Champagne: Legally, only sparkling wine that is made from grapes of the Champagne wine region of France is supposed to be called Champagne. Sort of. Some wineries in the U.S. have been grandfathered to allow the use of the term champagne via a very complicated legal decision, which dates back to the Treaty of Versailles. You can read more about it here.
But we digress…
Champagne must also follow the rules about secondary fermentation to produce bubbles, and be made according to the appellation rules. Champagne is made from Pinot Noir, Pinot Meunier, and Chardonnay grapes. One dubious legend states that Dom Perignon invented champagne by accident, crying “I’m drinking stars!” Truthfully, while he did contribute a lot to improving the quality of wines in Champagne, the credit for “inventing” sparkling wine should go to a 17th-Century English scientist named Christopher Merret.
Cava: This popular Spanish sparkling wine is made in Catalonia, with some unusual and not so common grape varieties: macabeu, parellada and xarel·lo, or in the case of rosé cava, a small amount of Cabernet Sauvignon, Garnacha or Monastre grapes are added. Cava is a relative newcomer to the sparkling wine world, dating only to the 1870’s, when the winemaker Josep Raventós traveled to Champagne for inspiration on what to do with a large volumne of white grapes in the vineyard in Penedès.
Prosecco: The Italian version of sparkling wine is made in the very northeastern part of Italy. The grape, Glera, originated in the town of Prosecco, near Treiste. Trieste is nestled between Croatia and Slovenia on the Adriatic coast.

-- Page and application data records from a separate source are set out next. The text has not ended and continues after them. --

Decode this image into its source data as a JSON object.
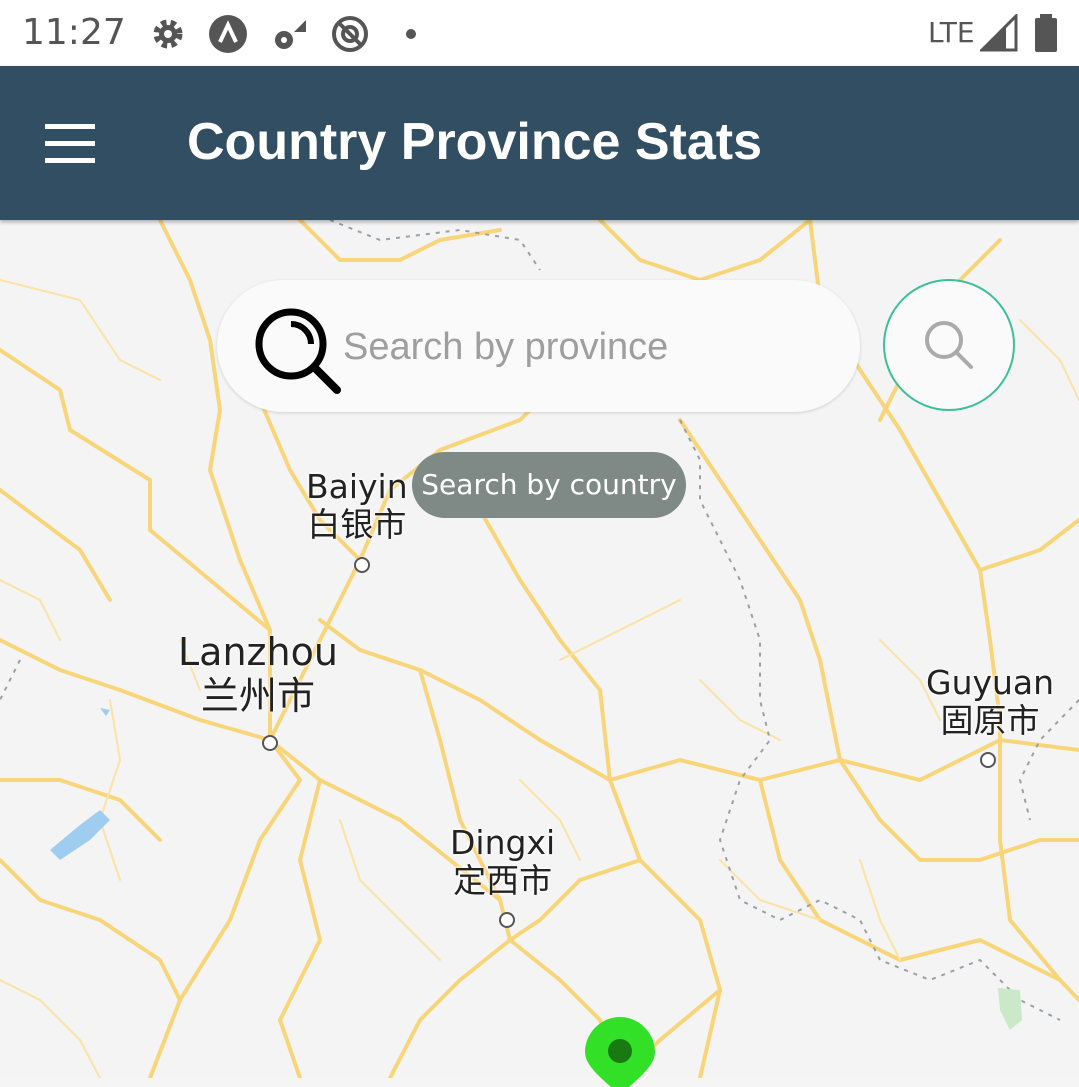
{
  "status_bar": {
    "time": "11:27",
    "network": "LTE",
    "icons": [
      "settings-icon",
      "app-a-icon",
      "signal-off-icon",
      "do-not-disturb-icon",
      "notification-dot-icon",
      "signal-icon",
      "battery-icon"
    ]
  },
  "app_bar": {
    "title": "Country Province Stats",
    "menu_icon": "hamburger-menu-icon"
  },
  "search": {
    "placeholder": "Search by province",
    "value": "",
    "icon": "search-icon",
    "button_icon": "search-icon",
    "tooltip": "Search by country"
  },
  "map": {
    "cities": [
      {
        "en": "Baiyin",
        "zh": "白银市"
      },
      {
        "en": "Lanzhou",
        "zh": "兰州市"
      },
      {
        "en": "Guyuan",
        "zh": "固原市"
      },
      {
        "en": "Dingxi",
        "zh": "定西市"
      }
    ],
    "marker_color": "#33e028",
    "road_color": "#f9d57a"
  },
  "colors": {
    "app_bar": "#314e63",
    "accent": "#3bbf98",
    "tooltip": "#7f8a87"
  }
}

Both Cava and Prosecco can be tasty, inexpensive substitutes for Champagne, and all sparkling wines can be enjoyed without food. If you do want to take it up a notch, they make an excellent pair with seafood, especially raw oysters or anything with a citrus or stone fruit sauce. The bubbly can also be a marvelous accompaniment to goat cheese, burrata, or a rich remoulade.
Part of what makes sparkling wines such a great choice for celebrations are the aesthetics around serving them, which engage all of the senses. You first see the sweating wine bucket that holds a chilled bottle nestled in a bed of ice, then anticipate the *pop* of the cork, and hear a little sigh as it is released from the bottle. As the wine is poured you marvel at the beautiful straw or golden bubbles and hear the fizz as it’s poured into glasses. As you finally get to taste, the bubbles explode in the mouth, with yeast, or citrus, or wood, or one of a thousand other flavors.
So the next time you want to celebrate, whether it’s the purchase of a new house, a marriage, or just the end of a long work day, think about popping open a sparkler, and make some memories!
If you’d like to hear more about Sparkling Wine, check out this video: